**Directions for this task**
Type the entries out again exactly as they read, but leave every picture behind.

**Available data**
================================
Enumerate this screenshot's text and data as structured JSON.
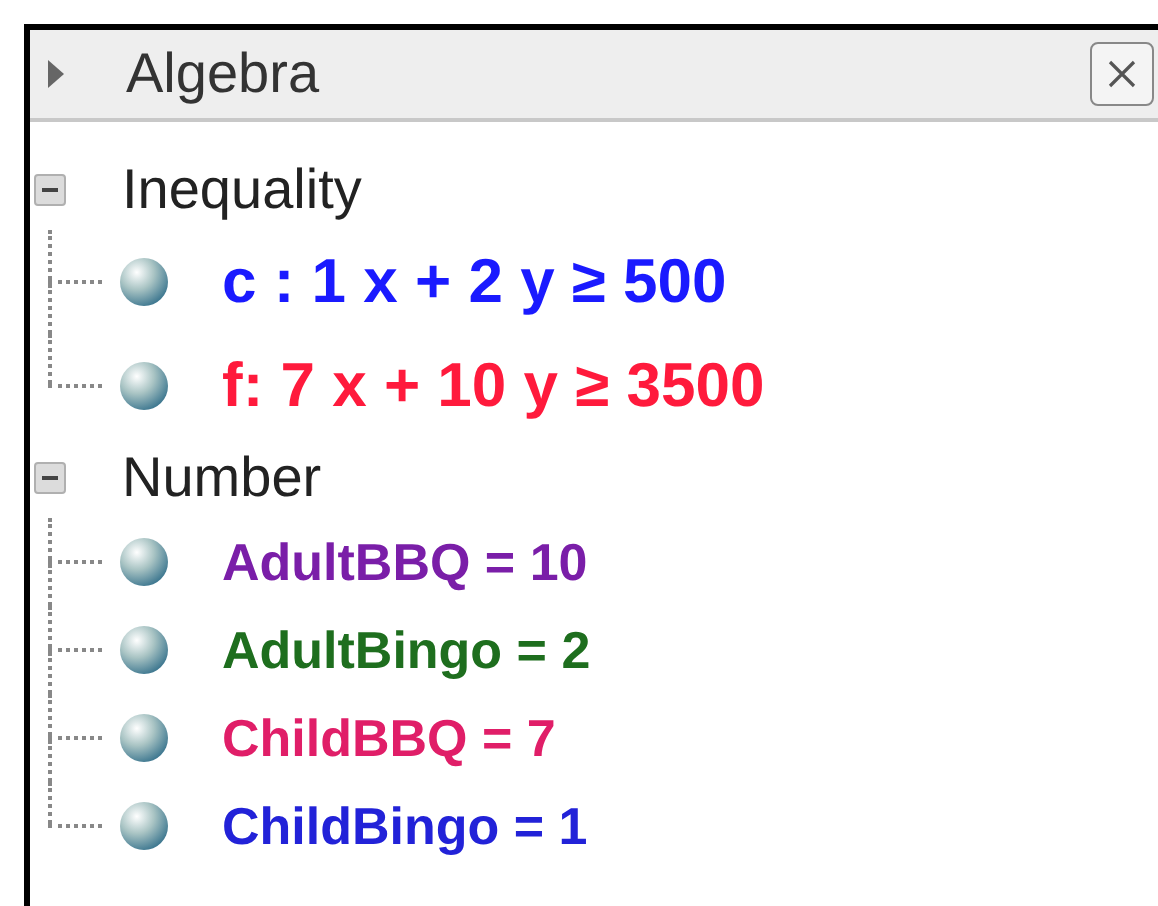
{
  "panel": {
    "title": "Algebra"
  },
  "groups": [
    {
      "label": "Inequality",
      "expanded": true,
      "children": [
        {
          "text": "c : 1 x + 2 y ≥ 500",
          "color": "#1a1aff",
          "kind": "inequality"
        },
        {
          "text": "f: 7 x + 10 y ≥ 3500",
          "color": "#ff1a3c",
          "kind": "inequality"
        }
      ]
    },
    {
      "label": "Number",
      "expanded": true,
      "children": [
        {
          "text": "AdultBBQ = 10",
          "color": "#7a1ea8",
          "kind": "number"
        },
        {
          "text": "AdultBingo = 2",
          "color": "#1e6e1e",
          "kind": "number"
        },
        {
          "text": "ChildBBQ = 7",
          "color": "#e01e68",
          "kind": "number"
        },
        {
          "text": "ChildBingo = 1",
          "color": "#2222d8",
          "kind": "number"
        }
      ]
    }
  ]
}
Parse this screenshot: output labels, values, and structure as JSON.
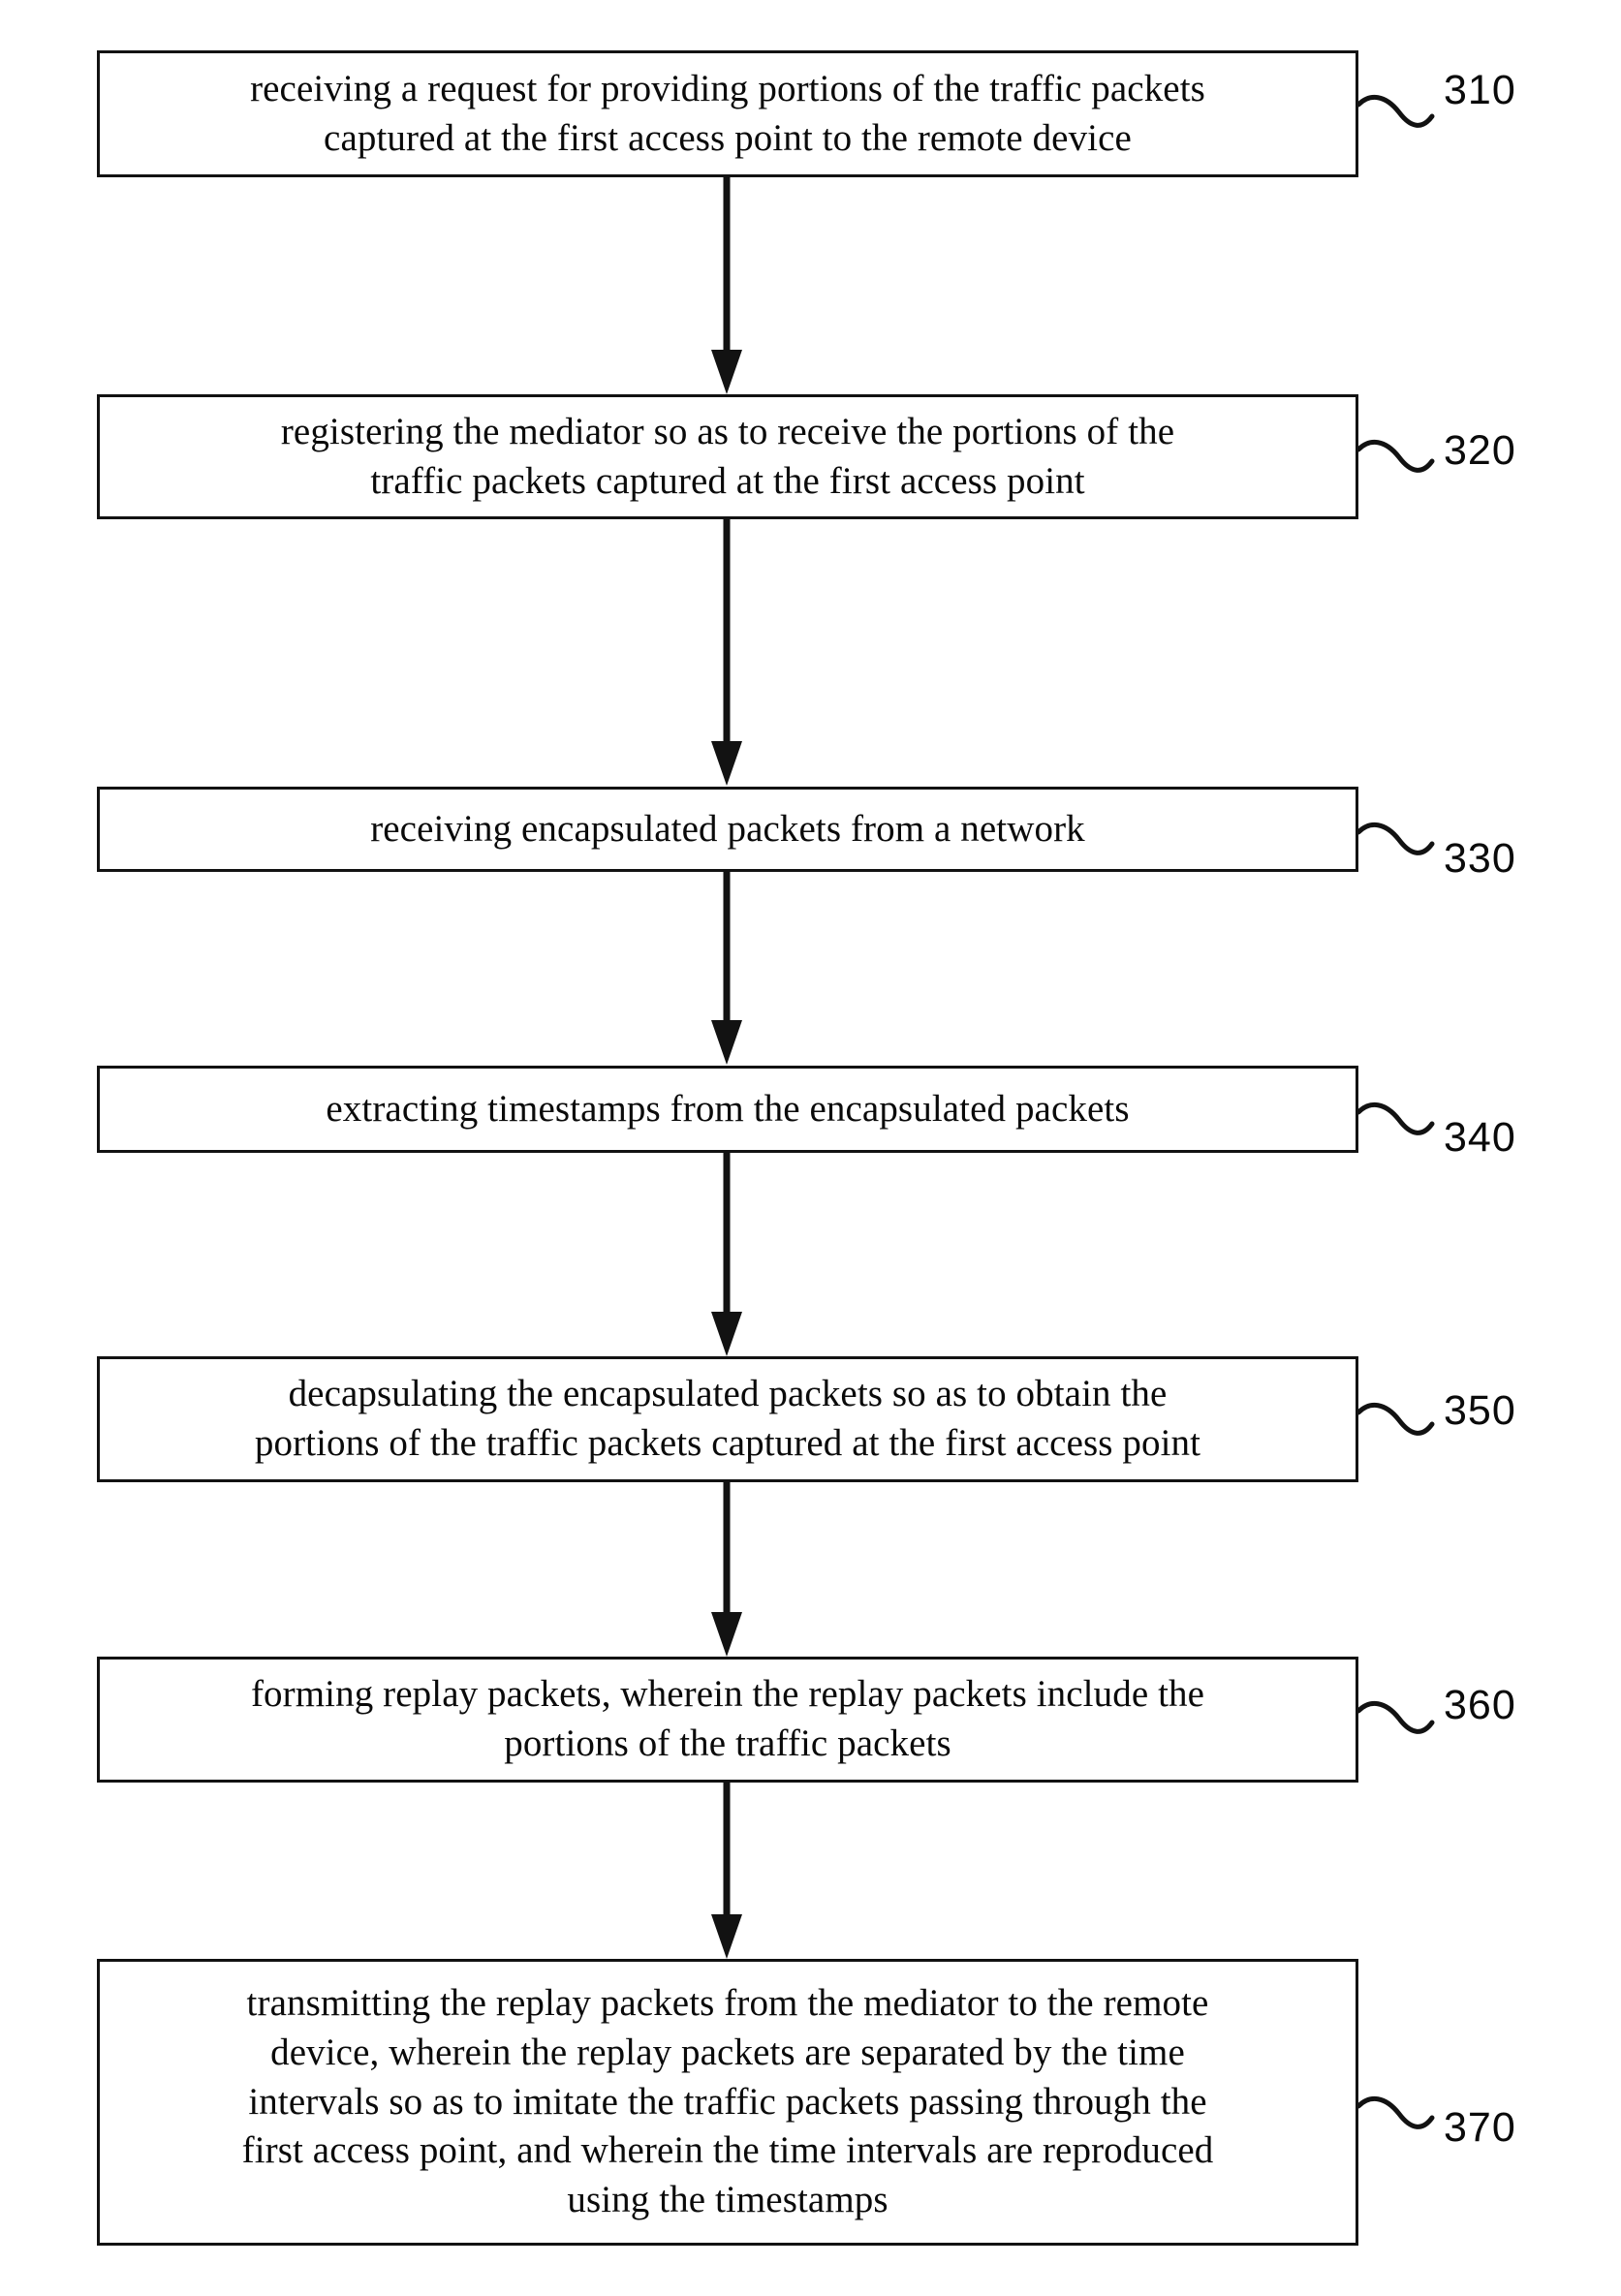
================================
**Reply**
Enumerate this screenshot's text and data as structured JSON.
{
  "panel": {
    "title": "Algebra"
  },
  "groups": [
    {
      "label": "Inequality",
      "expanded": true,
      "children": [
        {
          "text": "c : 1 x + 2 y ≥ 500",
          "color": "#1a1aff",
          "kind": "inequality"
        },
        {
          "text": "f: 7 x + 10 y ≥ 3500",
          "color": "#ff1a3c",
          "kind": "inequality"
        }
      ]
    },
    {
      "label": "Number",
      "expanded": true,
      "children": [
        {
          "text": "AdultBBQ = 10",
          "color": "#7a1ea8",
          "kind": "number"
        },
        {
          "text": "AdultBingo = 2",
          "color": "#1e6e1e",
          "kind": "number"
        },
        {
          "text": "ChildBBQ = 7",
          "color": "#e01e68",
          "kind": "number"
        },
        {
          "text": "ChildBingo = 1",
          "color": "#2222d8",
          "kind": "number"
        }
      ]
    }
  ]
}
Parse this screenshot: output labels, values, and structure as JSON.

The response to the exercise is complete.